(via Scoble) It seems our friendly competitors to the north are doing some marketing homework up there. Pretty interesting article in CMO Magazine talking about all this — The Ultimate Bug Fix. At one point in the piece, Steve Ballmer talks about the engineering-marketing-PR-launch sequence:
happened without much front-end input from the folks in marketing. Engineers would develop
new software, pack it with bells and whistles, decide on an acceptable number of bugs and
toss it over to marketing for a press release and a launch event.
“The old Microsoft marketing style was that you did an event, and then you waited for the next
product release, and then you did another event,” Ballmer said to the marketing recruits. Facetious,
perhaps, but the message was clear. Microsoft was not using its marketing function strategically.
Sound familiar? It does to me. Anyway, the article talks about how Microsoft’s marketing and engineering teams are now working more closely together and how the company is improving its customer research tools and focusing on something called “relationship marketing.” Ok, I get that collaboration part. But I’m not sure what relationship marketing is, and the two links in the story don’t offer much more than traditional marketing buzzwords. However, in a Q&A Mich Mathews, Microsoft’s SVP corporate marketing, is very specific:
tools and processes that allow us to have an ongoing conversation with our customers.
Ah, ok. The conversation word, again. I get it. But it seemed buried in the article. And no mention of all those Microsoft engineers talking to all those developers via all those blogs? I bet that’s where the real action is. On the edge. With the developers. That’s the way it seems here, anyway.

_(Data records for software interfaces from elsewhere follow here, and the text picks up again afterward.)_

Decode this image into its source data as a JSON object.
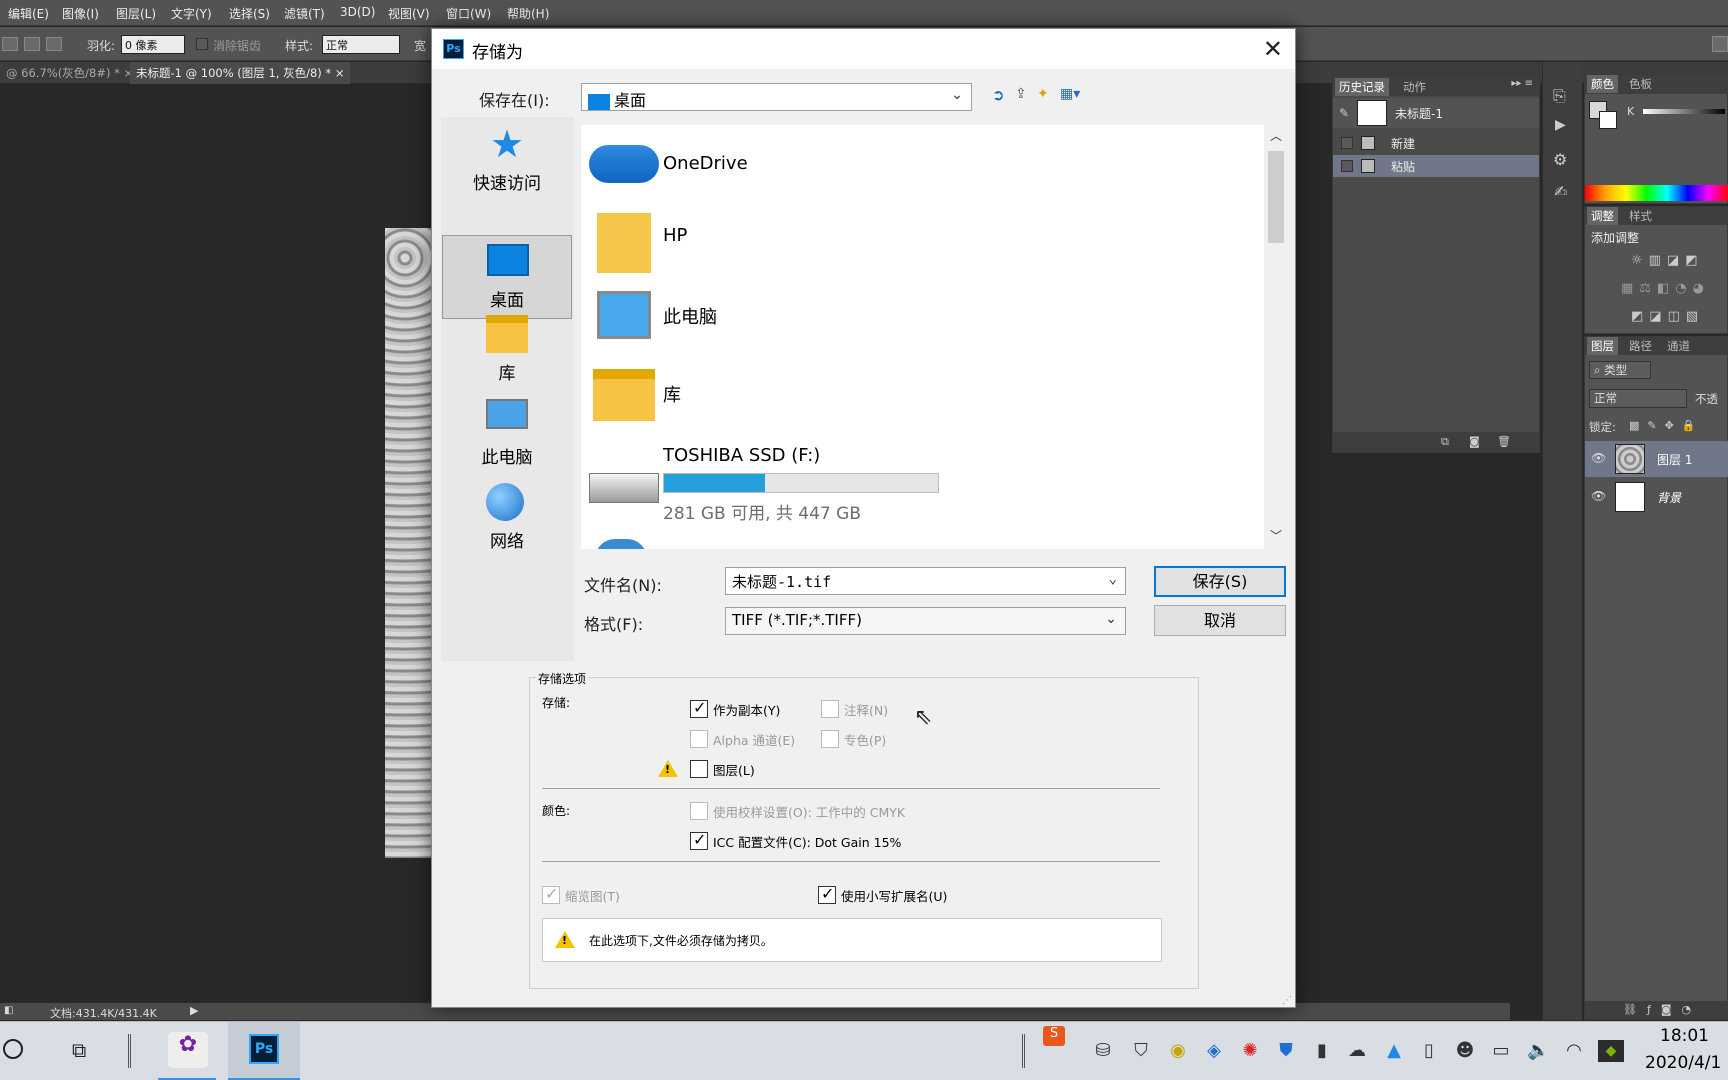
{
  "menubar": {
    "items": [
      "编辑(E)",
      "图像(I)",
      "图层(L)",
      "文字(Y)",
      "选择(S)",
      "滤镜(T)",
      "3D(D)",
      "视图(V)",
      "窗口(W)",
      "帮助(H)"
    ]
  },
  "optionsbar": {
    "feather_label": "羽化:",
    "feather_value": "0 像素",
    "antialias_label": "消除锯齿",
    "style_label": "样式:",
    "style_value": "正常",
    "width_label": "宽"
  },
  "doc_tabs": [
    {
      "label": "@ 66.7%(灰色/8#) *"
    },
    {
      "label": "未标题-1 @ 100% (图层 1, 灰色/8) *"
    }
  ],
  "statusbar": {
    "doc_info": "文档:431.4K/431.4K"
  },
  "history_panel": {
    "tabs": [
      "历史记录",
      "动作"
    ],
    "snapshot": "未标题-1",
    "items": [
      {
        "label": "新建",
        "selected": false
      },
      {
        "label": "粘贴",
        "selected": true
      }
    ]
  },
  "color_panel": {
    "tabs": [
      "颜色",
      "色板"
    ],
    "channel_label": "K"
  },
  "adjustments_panel": {
    "tabs": [
      "调整",
      "样式"
    ],
    "title": "添加调整"
  },
  "layers_panel": {
    "tabs": [
      "图层",
      "路径",
      "通道"
    ],
    "filter_label": "类型",
    "blend_mode": "正常",
    "opacity_label": "不透",
    "lock_label": "锁定:",
    "layers": [
      {
        "name": "图层 1",
        "selected": true
      },
      {
        "name": "背景",
        "selected": false
      }
    ]
  },
  "dialog": {
    "title": "存储为",
    "save_in_label": "保存在(I):",
    "save_in_value": "桌面",
    "places": [
      {
        "label": "快速访问",
        "icon": "star-icon"
      },
      {
        "label": "桌面",
        "icon": "desktop-icon",
        "selected": true
      },
      {
        "label": "库",
        "icon": "library-icon"
      },
      {
        "label": "此电脑",
        "icon": "computer-icon"
      },
      {
        "label": "网络",
        "icon": "network-icon"
      }
    ],
    "files": [
      {
        "name": "OneDrive",
        "icon": "onedrive-icon"
      },
      {
        "name": "HP",
        "icon": "user-folder-icon"
      },
      {
        "name": "此电脑",
        "icon": "computer-icon"
      },
      {
        "name": "库",
        "icon": "library-icon"
      },
      {
        "name": "TOSHIBA SSD (F:)",
        "icon": "drive-icon",
        "usage_fraction": 0.37,
        "detail": "281 GB 可用, 共 447 GB"
      }
    ],
    "filename_label": "文件名(N):",
    "filename_value": "未标题-1.tif",
    "format_label": "格式(F):",
    "format_value": "TIFF (*.TIF;*.TIFF)",
    "save_button": "保存(S)",
    "cancel_button": "取消",
    "options": {
      "group_title": "存储选项",
      "save_label": "存储:",
      "as_copy": {
        "label": "作为副本(Y)",
        "checked": true,
        "enabled": true
      },
      "notes": {
        "label": "注释(N)",
        "checked": false,
        "enabled": false
      },
      "alpha": {
        "label": "Alpha 通道(E)",
        "checked": false,
        "enabled": false
      },
      "spot": {
        "label": "专色(P)",
        "checked": false,
        "enabled": false
      },
      "layers": {
        "label": "图层(L)",
        "checked": false,
        "enabled": true
      },
      "color_label": "颜色:",
      "proof": {
        "label": "使用校样设置(O): 工作中的 CMYK",
        "checked": false,
        "enabled": false
      },
      "icc": {
        "label": "ICC 配置文件(C): Dot Gain 15%",
        "checked": true,
        "enabled": true
      },
      "thumbnail": {
        "label": "缩览图(T)",
        "checked": true,
        "enabled": false
      },
      "lowercase": {
        "label": "使用小写扩展名(U)",
        "checked": true,
        "enabled": true
      },
      "warning": "在此选项下,文件必须存储为拷贝。"
    }
  },
  "taskbar": {
    "time": "18:01",
    "date": "2020/4/1"
  },
  "colors": {
    "ps_gray": "#535353",
    "dialog_bg": "#f0f0f0",
    "accent": "#0078d7",
    "drive_bar": "#26a0da"
  }
}
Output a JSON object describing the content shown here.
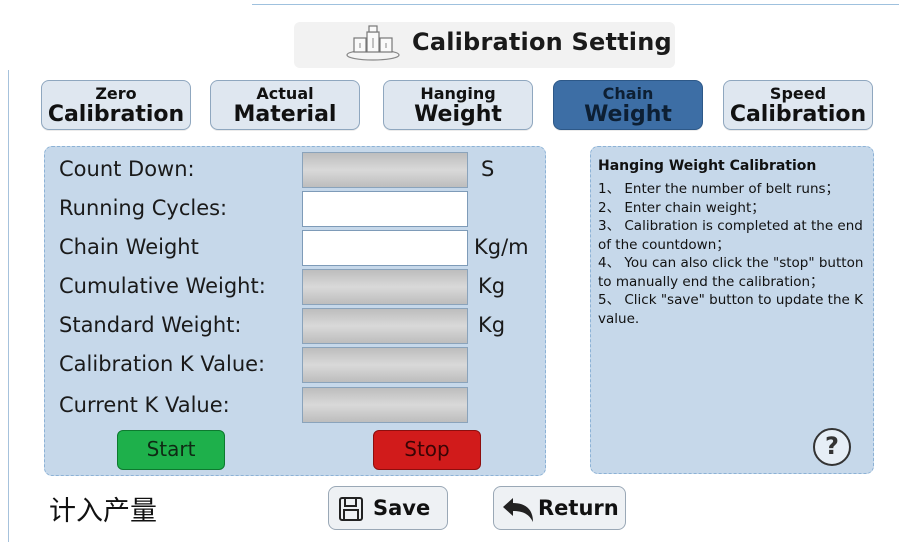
{
  "header": {
    "title": "Calibration Setting"
  },
  "tabs": [
    {
      "line1": "Zero",
      "line2": "Calibration",
      "active": false
    },
    {
      "line1": "Actual",
      "line2": "Material",
      "active": false
    },
    {
      "line1": "Hanging",
      "line2": "Weight",
      "active": false
    },
    {
      "line1": "Chain",
      "line2": "Weight",
      "active": true
    },
    {
      "line1": "Speed",
      "line2": "Calibration",
      "active": false
    }
  ],
  "form": {
    "count_down": {
      "label": "Count Down:",
      "value": "",
      "unit": "S"
    },
    "running_cycles": {
      "label": "Running Cycles:",
      "value": ""
    },
    "chain_weight": {
      "label": "Chain Weight",
      "value": "",
      "unit": "Kg/m"
    },
    "cumulative_weight": {
      "label": "Cumulative Weight:",
      "value": "",
      "unit": "Kg"
    },
    "standard_weight": {
      "label": "Standard Weight:",
      "value": "",
      "unit": "Kg"
    },
    "calibration_k": {
      "label": "Calibration K Value:",
      "value": ""
    },
    "current_k": {
      "label": "Current K Value:",
      "value": ""
    }
  },
  "buttons": {
    "start": "Start",
    "stop": "Stop",
    "save": "Save",
    "return": "Return"
  },
  "help": {
    "title": "Hanging Weight Calibration",
    "lines": [
      "1、 Enter the number of belt runs；",
      "2、 Enter chain weight；",
      "3、 Calibration is completed at the end of the countdown；",
      "4、 You can also click the \"stop\" button to manually end the calibration；",
      "5、 Click \"save\" button to update the K value."
    ],
    "icon": "question-circle-icon"
  },
  "footer": {
    "cn_label": "计入产量"
  },
  "colors": {
    "panel_bg": "#c6d8ea",
    "active_tab": "#3d6ea5",
    "start": "#1eb04b",
    "stop": "#d11b1b"
  }
}
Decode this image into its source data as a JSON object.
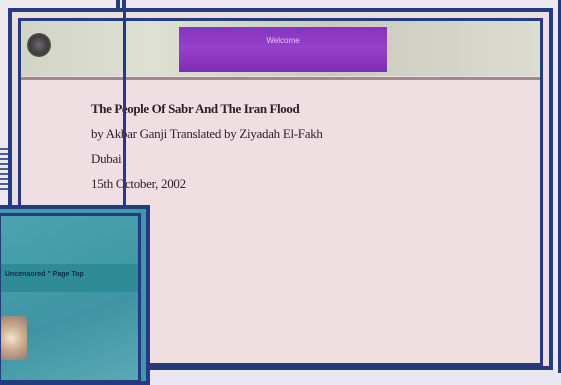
{
  "document": {
    "title": "The People Of Sabr And The Iran Flood",
    "byline": "by Akbar Ganji  Translated by Ziyadah El-Fakh",
    "place": "Dubai",
    "date": "15th October, 2002"
  },
  "banner": {
    "strip_label": "Welcome"
  },
  "teal_window": {
    "heading": "Uncensored \" Page Top"
  }
}
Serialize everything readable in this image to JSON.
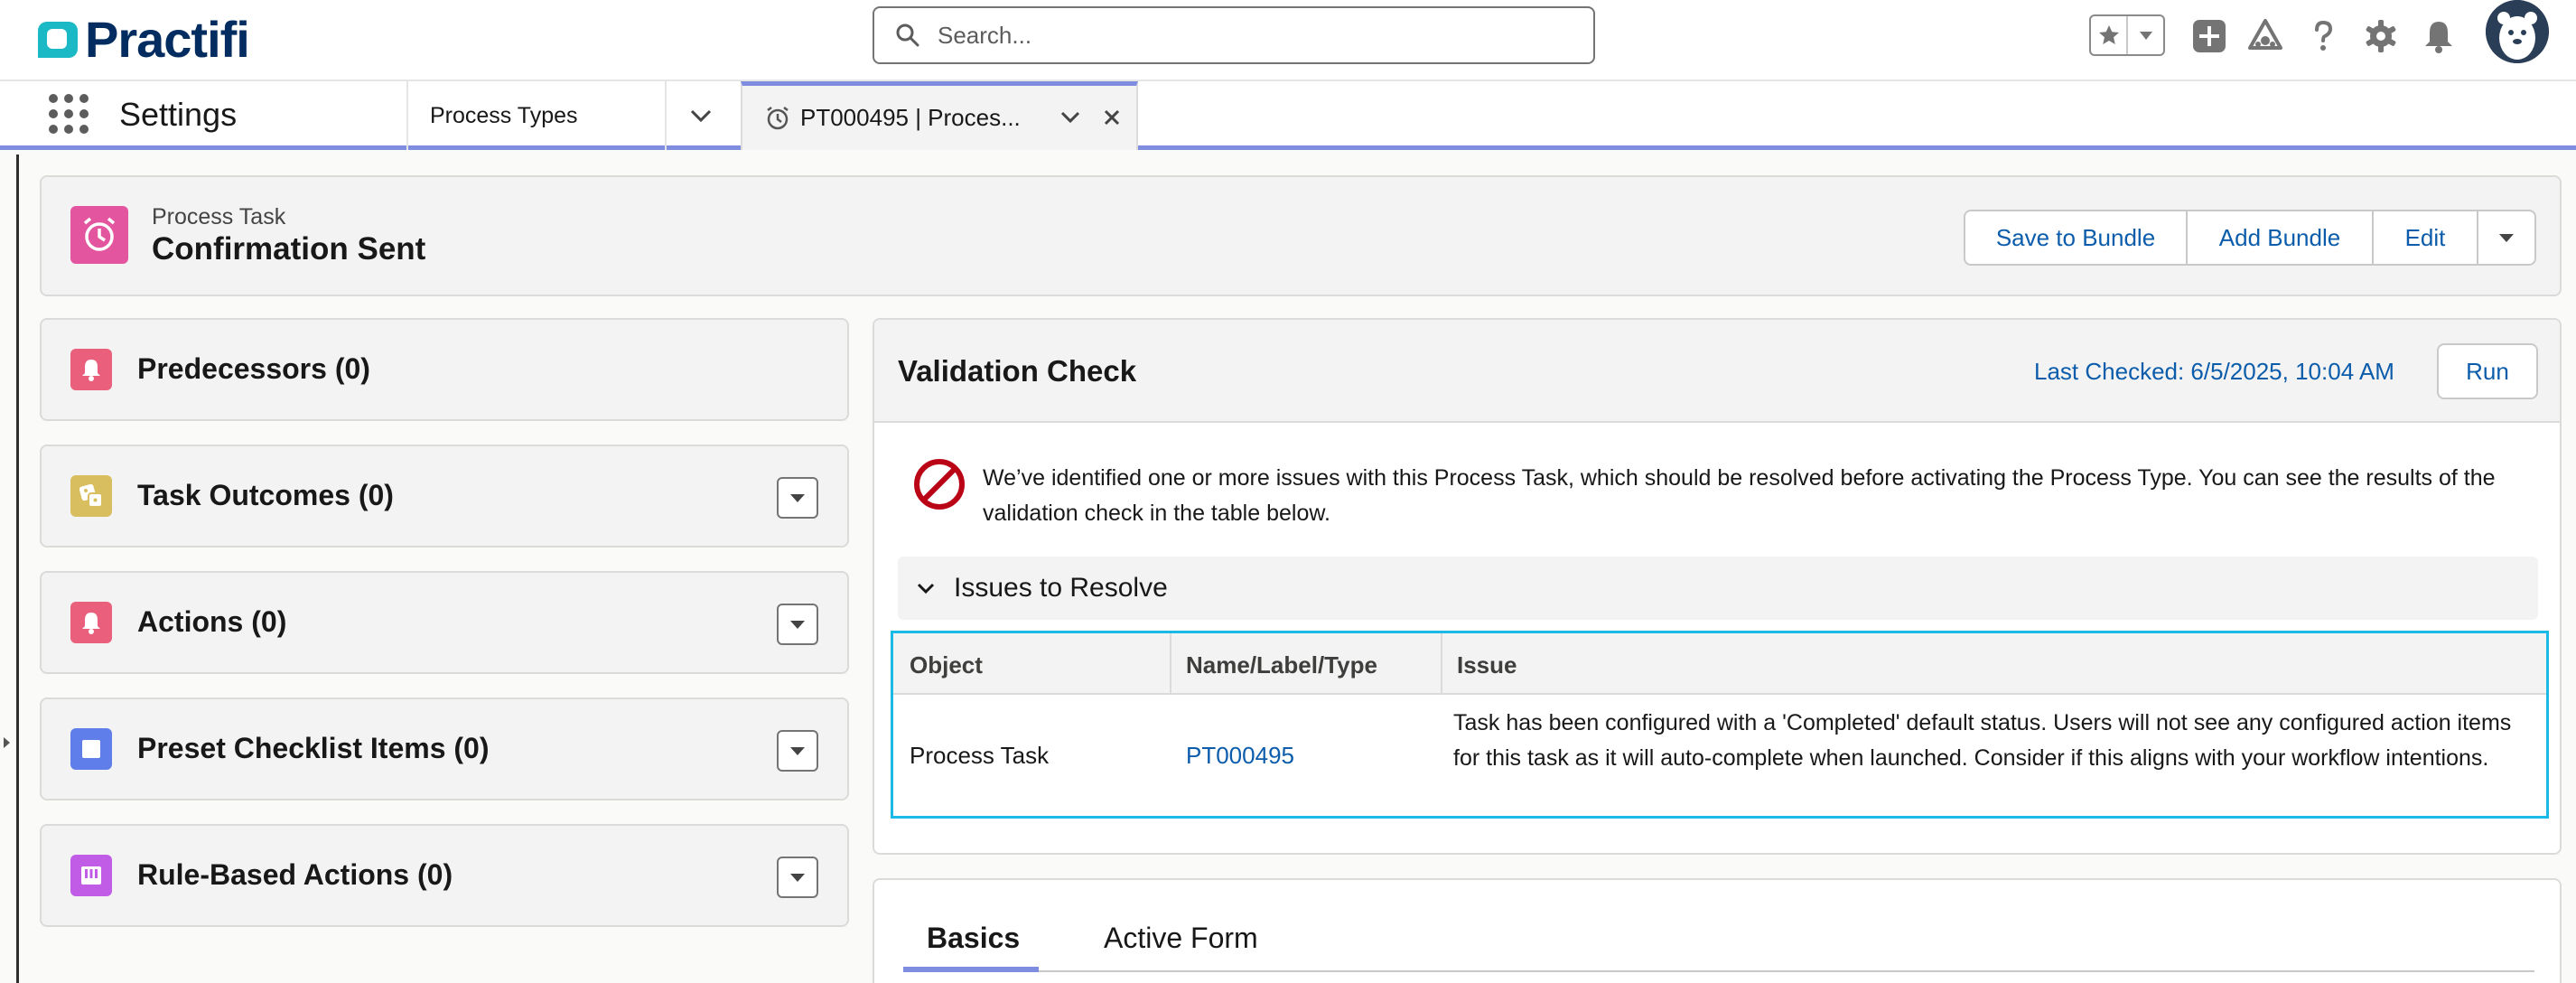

Next Mathews, like Ballmer, takes a poke at launches (good):
or doing an event when it should have been back under the hood with the engineers figuring
out the next version [of a product] that’s not going to be on the market for another two years.
This bit about marketing and engineering collaboration is a very good point. Our marketing and engineering teams could stand a little more collaborating, too. But because of how much of our software is open source, we have the opportunity to go much further than Microsoft. As our marketing and engineering teams collaborate more closely internally, we need to also consider crossing the firewall and including community developers externally more frequently as if they were in the office right next door. I don’t see any hint of that in this article, which is good, but I do see it emerging on OpenSolaris — engineering is leading and getting closer to the community and marketing is beginning to directly engage in the community conversation as well. When OpenSolaris goes live, marketing at Sun will never be the same.